Problem requirements
Count up the lines holding "this" in the material, then reply with only the number.

........

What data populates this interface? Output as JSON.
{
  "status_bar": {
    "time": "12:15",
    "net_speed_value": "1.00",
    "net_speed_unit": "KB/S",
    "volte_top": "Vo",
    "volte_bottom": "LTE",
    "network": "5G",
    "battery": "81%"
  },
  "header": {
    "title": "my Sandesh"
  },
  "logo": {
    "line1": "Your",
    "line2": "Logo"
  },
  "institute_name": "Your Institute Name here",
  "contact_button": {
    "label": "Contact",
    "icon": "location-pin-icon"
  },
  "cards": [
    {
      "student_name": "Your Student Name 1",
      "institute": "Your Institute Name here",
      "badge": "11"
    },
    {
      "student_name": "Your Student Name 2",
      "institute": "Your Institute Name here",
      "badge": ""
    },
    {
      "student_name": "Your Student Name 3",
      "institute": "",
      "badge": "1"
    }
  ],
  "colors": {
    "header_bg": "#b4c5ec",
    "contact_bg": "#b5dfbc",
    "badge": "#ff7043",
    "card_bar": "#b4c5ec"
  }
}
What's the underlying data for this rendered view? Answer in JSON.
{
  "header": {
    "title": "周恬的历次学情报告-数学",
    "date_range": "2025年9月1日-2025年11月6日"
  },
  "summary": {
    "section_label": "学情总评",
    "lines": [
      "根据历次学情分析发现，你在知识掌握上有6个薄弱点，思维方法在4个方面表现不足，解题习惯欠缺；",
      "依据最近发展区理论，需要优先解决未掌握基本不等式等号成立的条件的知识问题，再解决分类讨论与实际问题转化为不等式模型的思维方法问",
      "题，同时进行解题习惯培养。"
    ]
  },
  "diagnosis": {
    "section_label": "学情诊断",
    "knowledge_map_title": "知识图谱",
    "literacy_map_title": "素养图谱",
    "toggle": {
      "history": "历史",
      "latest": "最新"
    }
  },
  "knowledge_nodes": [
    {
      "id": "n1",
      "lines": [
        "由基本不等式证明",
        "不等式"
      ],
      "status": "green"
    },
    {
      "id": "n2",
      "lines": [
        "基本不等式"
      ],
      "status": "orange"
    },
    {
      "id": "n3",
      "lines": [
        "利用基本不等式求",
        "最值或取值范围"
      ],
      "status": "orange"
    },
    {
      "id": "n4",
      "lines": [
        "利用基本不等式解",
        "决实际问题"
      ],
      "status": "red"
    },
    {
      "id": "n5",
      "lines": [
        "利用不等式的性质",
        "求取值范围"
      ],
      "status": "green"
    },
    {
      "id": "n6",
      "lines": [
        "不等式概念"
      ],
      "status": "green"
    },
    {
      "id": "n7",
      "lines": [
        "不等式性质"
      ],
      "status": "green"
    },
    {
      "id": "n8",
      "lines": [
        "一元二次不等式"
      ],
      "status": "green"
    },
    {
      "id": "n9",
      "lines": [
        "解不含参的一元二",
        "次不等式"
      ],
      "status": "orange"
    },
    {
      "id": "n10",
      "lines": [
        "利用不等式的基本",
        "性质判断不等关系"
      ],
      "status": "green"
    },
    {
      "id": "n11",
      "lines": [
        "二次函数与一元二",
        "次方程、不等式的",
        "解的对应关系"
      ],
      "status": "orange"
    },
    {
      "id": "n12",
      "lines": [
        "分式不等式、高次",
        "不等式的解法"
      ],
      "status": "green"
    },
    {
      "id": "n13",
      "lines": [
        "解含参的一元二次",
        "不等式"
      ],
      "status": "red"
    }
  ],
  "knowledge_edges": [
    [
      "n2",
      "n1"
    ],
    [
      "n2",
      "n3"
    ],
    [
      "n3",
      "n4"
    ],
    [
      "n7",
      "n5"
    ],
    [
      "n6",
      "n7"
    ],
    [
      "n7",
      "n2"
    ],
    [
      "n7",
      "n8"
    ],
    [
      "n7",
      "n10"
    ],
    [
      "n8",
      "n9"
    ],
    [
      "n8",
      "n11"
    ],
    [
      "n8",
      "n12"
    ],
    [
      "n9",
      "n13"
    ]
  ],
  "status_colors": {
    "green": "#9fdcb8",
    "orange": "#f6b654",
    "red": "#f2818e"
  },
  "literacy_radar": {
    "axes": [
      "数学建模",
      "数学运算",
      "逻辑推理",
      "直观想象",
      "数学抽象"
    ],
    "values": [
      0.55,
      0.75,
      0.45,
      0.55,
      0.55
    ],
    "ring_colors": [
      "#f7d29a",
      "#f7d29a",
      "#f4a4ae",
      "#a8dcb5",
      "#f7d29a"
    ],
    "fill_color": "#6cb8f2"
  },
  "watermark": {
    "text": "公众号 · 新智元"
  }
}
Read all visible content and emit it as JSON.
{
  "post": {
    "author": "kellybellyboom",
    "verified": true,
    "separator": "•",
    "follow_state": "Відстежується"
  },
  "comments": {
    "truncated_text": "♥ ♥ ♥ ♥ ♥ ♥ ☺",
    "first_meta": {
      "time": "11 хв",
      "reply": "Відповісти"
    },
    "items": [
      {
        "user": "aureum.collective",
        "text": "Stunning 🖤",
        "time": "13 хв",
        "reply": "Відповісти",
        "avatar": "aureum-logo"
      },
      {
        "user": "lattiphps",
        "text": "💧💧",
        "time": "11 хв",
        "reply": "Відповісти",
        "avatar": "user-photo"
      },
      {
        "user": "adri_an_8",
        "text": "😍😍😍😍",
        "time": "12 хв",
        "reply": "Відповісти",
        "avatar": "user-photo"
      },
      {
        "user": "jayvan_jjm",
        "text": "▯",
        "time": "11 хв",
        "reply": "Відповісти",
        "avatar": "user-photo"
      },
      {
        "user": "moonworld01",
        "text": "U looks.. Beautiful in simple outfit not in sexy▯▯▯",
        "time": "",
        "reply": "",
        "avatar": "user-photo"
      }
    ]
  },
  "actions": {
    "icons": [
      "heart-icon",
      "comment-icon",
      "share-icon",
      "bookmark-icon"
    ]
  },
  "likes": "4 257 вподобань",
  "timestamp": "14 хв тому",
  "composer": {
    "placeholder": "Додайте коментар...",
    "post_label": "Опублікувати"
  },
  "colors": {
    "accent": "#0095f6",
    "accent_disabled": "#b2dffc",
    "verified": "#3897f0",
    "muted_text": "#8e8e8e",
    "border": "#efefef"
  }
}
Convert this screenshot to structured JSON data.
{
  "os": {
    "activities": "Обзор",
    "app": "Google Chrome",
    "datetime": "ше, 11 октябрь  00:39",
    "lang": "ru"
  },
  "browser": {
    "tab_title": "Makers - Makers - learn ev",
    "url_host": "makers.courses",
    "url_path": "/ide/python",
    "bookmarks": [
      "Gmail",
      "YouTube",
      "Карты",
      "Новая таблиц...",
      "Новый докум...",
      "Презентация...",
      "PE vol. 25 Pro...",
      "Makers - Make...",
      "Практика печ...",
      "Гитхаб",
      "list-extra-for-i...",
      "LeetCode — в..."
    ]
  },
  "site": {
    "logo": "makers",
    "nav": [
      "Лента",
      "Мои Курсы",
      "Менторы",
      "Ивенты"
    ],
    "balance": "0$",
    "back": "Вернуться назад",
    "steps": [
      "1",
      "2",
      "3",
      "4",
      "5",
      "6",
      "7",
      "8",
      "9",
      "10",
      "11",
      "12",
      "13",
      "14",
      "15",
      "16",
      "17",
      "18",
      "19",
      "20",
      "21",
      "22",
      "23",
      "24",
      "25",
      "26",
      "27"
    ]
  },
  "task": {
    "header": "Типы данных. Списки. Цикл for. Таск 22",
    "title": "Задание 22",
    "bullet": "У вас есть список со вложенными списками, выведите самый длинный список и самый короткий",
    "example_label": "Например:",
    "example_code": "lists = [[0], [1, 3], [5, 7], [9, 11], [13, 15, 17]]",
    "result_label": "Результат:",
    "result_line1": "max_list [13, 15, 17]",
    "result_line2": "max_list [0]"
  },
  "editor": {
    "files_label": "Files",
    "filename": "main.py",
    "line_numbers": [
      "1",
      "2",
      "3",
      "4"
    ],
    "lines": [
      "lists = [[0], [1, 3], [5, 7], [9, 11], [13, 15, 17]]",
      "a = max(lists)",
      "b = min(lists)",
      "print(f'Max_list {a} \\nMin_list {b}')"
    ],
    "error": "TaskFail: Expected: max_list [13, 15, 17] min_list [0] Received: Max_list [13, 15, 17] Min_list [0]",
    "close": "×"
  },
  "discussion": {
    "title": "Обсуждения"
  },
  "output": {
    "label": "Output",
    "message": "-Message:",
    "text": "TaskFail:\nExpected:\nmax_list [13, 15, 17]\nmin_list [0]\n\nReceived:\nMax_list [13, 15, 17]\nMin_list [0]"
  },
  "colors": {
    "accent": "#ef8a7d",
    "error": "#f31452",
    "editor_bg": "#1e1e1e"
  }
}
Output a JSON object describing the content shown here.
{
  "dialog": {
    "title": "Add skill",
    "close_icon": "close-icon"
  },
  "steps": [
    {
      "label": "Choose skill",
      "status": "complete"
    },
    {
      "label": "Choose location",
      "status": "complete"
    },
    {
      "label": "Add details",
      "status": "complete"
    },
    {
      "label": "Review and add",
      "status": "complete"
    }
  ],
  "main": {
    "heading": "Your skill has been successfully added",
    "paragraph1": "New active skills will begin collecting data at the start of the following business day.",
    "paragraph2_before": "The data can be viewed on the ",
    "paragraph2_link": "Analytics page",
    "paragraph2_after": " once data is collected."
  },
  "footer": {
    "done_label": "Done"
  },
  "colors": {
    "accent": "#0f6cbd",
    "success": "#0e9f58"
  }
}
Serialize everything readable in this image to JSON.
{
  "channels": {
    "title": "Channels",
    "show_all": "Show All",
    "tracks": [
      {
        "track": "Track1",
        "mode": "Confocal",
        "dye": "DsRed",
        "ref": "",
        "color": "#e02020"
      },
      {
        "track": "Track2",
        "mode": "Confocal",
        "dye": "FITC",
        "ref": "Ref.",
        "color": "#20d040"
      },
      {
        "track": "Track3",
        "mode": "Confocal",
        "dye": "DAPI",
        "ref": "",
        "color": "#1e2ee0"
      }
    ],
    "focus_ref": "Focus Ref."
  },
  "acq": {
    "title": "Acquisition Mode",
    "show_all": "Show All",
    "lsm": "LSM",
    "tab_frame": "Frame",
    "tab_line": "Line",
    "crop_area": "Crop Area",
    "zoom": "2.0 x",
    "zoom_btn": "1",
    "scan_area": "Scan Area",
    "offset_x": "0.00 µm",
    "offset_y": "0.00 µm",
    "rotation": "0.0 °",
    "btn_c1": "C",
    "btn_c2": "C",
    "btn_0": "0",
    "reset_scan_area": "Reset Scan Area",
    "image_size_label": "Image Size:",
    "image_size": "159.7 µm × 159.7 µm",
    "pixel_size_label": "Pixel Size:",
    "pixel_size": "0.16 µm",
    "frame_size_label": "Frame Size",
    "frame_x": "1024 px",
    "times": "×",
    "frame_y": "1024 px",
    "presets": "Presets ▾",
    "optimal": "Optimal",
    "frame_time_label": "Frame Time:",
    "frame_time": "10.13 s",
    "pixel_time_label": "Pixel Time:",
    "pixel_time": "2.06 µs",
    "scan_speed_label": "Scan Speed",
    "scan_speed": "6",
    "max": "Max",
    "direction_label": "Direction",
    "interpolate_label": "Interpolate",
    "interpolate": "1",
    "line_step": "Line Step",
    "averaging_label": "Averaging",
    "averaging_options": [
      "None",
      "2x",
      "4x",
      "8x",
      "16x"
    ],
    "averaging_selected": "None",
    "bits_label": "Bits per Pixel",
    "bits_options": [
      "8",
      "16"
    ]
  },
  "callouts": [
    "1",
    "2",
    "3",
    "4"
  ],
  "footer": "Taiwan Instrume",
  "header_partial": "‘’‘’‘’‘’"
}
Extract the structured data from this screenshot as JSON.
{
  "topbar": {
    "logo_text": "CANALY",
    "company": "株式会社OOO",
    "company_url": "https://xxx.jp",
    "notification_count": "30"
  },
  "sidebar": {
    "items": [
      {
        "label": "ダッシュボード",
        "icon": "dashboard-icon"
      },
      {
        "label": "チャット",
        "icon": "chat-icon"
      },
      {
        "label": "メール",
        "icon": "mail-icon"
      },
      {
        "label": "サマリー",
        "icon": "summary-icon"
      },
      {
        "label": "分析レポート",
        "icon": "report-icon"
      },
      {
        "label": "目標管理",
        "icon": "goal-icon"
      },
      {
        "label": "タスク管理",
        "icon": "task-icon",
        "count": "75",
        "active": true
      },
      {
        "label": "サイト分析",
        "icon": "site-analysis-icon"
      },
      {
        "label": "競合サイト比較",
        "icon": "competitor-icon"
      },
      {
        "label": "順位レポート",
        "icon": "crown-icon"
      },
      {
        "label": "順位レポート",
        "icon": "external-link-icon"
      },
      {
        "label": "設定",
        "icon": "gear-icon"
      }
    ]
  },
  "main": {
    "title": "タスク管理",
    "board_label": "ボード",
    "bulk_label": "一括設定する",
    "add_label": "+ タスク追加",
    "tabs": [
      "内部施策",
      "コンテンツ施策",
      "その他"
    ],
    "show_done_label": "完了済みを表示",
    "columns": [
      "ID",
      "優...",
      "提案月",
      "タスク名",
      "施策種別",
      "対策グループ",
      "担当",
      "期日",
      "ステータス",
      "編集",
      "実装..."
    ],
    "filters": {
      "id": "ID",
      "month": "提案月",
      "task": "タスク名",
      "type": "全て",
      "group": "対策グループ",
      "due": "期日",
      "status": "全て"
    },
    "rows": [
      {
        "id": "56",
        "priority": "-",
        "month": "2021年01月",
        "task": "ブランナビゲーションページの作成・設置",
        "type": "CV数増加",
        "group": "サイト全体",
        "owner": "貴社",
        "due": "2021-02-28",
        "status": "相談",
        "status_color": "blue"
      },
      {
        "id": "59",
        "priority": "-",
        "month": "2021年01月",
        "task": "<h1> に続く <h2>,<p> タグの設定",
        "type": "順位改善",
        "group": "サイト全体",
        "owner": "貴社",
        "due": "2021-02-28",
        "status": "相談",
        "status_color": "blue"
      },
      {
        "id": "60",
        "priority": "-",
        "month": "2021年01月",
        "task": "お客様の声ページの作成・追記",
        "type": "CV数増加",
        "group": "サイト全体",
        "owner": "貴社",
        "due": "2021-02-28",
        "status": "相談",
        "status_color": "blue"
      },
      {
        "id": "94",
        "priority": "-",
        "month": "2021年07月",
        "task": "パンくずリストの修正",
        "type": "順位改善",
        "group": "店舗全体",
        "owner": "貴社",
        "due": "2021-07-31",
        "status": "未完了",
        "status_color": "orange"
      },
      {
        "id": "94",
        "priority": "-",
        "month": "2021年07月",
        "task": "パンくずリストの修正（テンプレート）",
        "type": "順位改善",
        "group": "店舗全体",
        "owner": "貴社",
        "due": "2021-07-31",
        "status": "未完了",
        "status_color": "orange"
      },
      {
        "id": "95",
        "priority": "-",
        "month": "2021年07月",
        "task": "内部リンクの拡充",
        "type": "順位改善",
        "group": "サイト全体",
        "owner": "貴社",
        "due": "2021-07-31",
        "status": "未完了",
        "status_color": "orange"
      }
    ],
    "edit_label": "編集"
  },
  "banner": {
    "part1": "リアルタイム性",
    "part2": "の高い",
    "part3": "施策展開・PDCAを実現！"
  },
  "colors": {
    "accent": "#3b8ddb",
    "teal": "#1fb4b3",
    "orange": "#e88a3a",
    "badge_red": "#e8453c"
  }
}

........

Response below
5